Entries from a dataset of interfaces
☆ ☆ ☆

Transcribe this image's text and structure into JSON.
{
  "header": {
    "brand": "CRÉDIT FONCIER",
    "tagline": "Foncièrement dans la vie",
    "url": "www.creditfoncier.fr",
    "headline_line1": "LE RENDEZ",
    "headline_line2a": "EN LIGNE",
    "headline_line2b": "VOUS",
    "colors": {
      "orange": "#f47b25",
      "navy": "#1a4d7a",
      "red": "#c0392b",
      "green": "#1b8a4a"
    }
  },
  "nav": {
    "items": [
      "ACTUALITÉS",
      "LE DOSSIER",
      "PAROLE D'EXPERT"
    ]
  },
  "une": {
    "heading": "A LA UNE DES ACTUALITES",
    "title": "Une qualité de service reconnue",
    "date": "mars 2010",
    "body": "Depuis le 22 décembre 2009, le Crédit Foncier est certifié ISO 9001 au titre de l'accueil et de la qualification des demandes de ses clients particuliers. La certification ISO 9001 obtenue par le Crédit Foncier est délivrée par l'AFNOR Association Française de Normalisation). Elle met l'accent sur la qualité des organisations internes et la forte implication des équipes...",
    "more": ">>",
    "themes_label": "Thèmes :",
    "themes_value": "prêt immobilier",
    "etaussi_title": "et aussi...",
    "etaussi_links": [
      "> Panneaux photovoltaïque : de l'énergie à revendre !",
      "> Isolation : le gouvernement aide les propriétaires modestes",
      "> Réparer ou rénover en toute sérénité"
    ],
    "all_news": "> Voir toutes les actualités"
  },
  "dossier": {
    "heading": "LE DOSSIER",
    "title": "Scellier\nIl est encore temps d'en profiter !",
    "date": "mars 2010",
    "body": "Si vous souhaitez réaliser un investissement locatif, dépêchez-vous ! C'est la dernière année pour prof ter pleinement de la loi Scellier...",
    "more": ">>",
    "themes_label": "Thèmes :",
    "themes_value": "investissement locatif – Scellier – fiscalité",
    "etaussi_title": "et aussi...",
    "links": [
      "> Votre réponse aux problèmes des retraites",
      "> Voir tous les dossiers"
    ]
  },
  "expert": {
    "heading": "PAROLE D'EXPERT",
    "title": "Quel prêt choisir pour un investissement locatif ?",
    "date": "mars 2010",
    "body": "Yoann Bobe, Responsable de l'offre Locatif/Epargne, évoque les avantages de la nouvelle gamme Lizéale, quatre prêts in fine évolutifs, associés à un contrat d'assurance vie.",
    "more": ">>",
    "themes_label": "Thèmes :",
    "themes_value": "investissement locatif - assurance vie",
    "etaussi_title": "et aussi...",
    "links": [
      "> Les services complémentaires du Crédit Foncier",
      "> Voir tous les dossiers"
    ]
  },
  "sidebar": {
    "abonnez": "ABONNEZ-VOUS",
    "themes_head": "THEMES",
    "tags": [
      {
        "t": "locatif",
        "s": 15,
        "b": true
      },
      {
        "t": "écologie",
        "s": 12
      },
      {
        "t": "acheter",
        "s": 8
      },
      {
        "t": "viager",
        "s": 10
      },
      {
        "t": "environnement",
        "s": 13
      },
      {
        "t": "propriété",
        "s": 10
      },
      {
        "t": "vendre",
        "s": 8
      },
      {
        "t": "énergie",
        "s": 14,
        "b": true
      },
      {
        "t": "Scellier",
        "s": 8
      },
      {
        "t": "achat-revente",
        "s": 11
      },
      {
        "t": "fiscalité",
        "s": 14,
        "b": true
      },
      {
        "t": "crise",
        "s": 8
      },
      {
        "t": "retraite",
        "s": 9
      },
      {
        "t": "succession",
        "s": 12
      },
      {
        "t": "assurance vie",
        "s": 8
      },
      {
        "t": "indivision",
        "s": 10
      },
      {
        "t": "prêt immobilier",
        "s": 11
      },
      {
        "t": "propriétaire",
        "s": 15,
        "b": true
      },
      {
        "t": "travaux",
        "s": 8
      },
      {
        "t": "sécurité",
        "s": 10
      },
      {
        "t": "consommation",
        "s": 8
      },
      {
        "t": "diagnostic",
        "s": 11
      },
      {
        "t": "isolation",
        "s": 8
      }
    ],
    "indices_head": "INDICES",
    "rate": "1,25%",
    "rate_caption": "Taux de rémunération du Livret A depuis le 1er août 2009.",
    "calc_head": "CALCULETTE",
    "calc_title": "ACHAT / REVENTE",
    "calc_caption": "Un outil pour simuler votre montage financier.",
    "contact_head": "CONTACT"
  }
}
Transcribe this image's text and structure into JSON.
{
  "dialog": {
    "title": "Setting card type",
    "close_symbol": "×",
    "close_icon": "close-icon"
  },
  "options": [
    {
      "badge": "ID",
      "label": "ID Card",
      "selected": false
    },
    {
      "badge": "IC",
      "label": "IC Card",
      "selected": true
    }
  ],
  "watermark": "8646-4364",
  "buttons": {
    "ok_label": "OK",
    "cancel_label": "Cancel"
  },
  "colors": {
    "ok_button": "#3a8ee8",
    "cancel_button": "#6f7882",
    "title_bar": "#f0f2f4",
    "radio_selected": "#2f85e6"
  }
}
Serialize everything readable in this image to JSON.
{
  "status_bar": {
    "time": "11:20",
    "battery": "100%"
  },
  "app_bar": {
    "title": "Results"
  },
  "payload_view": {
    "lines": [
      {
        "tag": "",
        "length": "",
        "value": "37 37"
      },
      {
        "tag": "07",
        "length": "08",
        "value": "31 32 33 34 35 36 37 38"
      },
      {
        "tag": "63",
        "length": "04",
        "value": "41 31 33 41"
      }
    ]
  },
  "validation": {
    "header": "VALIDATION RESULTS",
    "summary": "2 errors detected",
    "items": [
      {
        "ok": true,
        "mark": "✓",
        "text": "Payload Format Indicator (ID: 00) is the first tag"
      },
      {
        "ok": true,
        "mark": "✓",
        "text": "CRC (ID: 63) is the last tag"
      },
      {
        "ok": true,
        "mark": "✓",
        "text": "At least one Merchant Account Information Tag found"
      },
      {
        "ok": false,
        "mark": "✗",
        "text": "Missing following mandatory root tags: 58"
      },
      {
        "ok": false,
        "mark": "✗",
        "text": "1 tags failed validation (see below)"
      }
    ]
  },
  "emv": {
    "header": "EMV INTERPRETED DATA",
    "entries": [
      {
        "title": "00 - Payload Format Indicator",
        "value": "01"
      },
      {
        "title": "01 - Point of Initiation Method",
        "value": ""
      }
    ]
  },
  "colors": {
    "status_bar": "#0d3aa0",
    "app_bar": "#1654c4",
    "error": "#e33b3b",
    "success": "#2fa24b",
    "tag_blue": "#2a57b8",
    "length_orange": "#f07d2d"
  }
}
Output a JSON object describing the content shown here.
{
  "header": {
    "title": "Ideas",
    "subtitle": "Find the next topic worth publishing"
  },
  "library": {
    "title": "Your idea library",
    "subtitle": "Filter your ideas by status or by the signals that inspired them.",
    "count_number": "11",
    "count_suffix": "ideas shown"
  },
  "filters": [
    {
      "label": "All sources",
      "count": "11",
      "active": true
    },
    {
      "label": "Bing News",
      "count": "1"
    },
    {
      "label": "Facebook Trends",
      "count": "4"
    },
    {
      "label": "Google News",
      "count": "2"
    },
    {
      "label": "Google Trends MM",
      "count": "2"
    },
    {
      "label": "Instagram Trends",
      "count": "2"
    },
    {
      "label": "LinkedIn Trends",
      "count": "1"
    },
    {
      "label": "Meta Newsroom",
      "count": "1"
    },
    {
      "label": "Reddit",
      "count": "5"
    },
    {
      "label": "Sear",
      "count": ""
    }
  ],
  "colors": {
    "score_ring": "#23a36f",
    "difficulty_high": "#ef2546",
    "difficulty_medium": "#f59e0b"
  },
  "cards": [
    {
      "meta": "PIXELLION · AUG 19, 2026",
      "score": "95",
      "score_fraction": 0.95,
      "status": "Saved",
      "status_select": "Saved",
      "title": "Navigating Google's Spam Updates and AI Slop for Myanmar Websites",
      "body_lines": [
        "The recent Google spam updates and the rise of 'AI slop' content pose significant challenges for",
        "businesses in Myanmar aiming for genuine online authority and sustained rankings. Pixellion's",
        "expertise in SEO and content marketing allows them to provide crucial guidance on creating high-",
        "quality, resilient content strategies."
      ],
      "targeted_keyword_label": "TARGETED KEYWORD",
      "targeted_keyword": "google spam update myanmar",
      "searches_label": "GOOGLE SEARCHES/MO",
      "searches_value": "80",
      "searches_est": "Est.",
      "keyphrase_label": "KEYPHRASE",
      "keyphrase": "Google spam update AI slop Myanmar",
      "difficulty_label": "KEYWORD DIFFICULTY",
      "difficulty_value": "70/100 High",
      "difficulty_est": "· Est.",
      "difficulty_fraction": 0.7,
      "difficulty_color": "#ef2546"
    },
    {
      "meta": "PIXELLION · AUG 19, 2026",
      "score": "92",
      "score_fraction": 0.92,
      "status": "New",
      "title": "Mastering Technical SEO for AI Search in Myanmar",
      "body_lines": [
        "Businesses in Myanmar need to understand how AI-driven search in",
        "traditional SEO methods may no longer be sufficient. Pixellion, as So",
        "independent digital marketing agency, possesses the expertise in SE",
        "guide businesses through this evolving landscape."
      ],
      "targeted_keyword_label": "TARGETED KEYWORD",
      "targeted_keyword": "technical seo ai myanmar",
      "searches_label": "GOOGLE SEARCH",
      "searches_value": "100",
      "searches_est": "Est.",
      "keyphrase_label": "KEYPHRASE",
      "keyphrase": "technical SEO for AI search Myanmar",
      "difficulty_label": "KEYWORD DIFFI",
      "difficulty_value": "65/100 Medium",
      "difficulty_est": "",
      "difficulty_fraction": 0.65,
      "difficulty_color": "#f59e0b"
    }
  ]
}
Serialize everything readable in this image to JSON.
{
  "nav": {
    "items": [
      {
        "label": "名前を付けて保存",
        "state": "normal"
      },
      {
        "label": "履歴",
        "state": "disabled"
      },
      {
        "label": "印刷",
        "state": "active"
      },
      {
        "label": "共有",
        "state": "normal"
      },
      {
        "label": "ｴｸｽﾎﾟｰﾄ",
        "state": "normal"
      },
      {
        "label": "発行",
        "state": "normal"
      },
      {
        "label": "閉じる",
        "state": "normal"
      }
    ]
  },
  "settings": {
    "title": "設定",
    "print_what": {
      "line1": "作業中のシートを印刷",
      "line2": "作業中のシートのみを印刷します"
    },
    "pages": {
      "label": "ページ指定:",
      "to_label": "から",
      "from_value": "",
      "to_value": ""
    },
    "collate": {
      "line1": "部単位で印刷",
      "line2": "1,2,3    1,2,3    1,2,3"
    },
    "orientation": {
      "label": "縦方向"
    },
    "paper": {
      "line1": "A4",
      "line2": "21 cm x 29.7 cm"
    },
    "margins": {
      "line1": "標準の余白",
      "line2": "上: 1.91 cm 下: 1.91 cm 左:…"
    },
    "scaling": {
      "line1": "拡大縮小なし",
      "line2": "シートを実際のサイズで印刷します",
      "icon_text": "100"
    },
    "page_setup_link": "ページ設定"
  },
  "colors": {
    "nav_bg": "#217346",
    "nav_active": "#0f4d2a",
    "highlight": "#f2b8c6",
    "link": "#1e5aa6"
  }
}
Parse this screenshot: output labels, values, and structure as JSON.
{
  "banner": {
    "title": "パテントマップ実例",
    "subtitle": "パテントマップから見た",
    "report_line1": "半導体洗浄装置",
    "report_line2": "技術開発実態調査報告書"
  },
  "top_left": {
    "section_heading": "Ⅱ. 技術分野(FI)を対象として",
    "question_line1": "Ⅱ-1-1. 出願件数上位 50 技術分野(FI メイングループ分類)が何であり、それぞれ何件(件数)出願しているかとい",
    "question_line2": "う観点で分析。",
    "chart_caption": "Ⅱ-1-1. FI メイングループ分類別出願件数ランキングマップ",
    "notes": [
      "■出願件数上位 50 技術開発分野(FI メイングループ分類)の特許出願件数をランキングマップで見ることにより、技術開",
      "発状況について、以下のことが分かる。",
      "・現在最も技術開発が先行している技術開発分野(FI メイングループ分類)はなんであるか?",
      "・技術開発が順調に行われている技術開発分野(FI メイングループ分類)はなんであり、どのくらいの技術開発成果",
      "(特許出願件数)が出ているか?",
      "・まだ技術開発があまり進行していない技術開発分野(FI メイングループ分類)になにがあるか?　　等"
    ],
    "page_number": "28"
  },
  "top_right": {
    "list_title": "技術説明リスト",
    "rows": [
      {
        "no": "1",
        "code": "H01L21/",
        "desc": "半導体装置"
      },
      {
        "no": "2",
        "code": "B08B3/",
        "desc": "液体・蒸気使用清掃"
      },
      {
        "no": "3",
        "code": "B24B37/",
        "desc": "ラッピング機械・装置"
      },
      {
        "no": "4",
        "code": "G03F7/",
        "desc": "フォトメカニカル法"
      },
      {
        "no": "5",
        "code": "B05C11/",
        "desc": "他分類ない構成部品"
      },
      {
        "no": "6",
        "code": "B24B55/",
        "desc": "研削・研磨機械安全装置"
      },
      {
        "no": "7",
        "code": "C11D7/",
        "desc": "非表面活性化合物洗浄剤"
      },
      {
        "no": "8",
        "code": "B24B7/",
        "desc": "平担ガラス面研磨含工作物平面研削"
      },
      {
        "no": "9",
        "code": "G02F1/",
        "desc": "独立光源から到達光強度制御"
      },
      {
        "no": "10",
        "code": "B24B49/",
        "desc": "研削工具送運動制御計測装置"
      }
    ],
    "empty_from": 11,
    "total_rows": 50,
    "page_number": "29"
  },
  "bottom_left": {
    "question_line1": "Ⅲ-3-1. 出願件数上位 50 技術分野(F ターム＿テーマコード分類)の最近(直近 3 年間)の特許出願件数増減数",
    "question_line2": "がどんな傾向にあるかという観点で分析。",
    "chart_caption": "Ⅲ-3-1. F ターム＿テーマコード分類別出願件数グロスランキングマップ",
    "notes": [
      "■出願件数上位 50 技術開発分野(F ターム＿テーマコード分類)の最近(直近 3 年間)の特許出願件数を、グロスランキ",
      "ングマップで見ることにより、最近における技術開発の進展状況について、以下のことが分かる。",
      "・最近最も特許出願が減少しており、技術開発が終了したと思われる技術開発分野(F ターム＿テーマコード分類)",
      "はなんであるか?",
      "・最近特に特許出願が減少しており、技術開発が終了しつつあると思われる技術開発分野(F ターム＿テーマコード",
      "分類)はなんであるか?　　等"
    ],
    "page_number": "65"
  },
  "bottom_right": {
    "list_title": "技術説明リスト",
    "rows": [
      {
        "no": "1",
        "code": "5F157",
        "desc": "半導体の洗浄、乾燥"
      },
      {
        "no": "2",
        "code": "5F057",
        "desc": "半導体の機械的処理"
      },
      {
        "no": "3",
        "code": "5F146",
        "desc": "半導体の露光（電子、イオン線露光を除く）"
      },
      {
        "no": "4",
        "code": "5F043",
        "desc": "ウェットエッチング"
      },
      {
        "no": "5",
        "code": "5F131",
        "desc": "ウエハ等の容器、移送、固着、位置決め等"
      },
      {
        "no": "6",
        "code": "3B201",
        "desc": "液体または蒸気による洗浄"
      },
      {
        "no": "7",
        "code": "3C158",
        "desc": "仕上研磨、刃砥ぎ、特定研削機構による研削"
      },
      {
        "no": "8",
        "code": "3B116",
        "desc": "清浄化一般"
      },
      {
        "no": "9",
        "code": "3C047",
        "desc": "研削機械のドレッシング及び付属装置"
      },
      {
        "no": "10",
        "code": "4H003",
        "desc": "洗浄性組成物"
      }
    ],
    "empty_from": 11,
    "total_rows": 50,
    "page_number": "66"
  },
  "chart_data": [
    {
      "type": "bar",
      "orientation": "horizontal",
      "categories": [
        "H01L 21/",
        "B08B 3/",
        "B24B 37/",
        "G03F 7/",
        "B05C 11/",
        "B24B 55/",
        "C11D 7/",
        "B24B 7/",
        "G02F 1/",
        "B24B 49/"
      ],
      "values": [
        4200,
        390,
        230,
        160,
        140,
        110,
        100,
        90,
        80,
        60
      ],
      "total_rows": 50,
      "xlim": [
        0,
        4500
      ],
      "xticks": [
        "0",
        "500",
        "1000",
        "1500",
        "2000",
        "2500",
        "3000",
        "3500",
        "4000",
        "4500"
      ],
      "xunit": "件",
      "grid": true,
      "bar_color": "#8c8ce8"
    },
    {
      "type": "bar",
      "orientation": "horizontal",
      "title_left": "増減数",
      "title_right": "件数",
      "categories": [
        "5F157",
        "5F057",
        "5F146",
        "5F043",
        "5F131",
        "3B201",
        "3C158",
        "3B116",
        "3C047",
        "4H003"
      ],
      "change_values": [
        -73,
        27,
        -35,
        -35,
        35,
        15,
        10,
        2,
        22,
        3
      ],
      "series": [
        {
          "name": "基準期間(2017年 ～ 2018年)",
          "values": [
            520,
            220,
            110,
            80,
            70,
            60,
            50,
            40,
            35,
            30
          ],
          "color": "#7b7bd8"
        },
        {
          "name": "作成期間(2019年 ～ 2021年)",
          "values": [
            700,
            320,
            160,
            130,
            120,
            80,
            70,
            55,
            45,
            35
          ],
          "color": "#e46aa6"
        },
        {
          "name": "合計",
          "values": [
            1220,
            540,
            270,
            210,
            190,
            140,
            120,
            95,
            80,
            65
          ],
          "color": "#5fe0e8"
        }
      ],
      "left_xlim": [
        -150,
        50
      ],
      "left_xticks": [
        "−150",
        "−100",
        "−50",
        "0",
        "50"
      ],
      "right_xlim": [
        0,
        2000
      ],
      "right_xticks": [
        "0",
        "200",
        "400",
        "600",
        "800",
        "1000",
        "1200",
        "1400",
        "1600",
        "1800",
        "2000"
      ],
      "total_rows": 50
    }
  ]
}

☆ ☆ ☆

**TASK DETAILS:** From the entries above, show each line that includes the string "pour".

**THE ANSWER:**
    "body": "Si vous souhaitez réaliser un investissement locatif, dépêchez-vous ! C'est la dernière année pour prof ter pleinement de la loi Scellier...",
    "title": "Quel prêt choisir pour un investissement locatif ?",
    "calc_caption": "Un outil pour simuler votre montage financier.",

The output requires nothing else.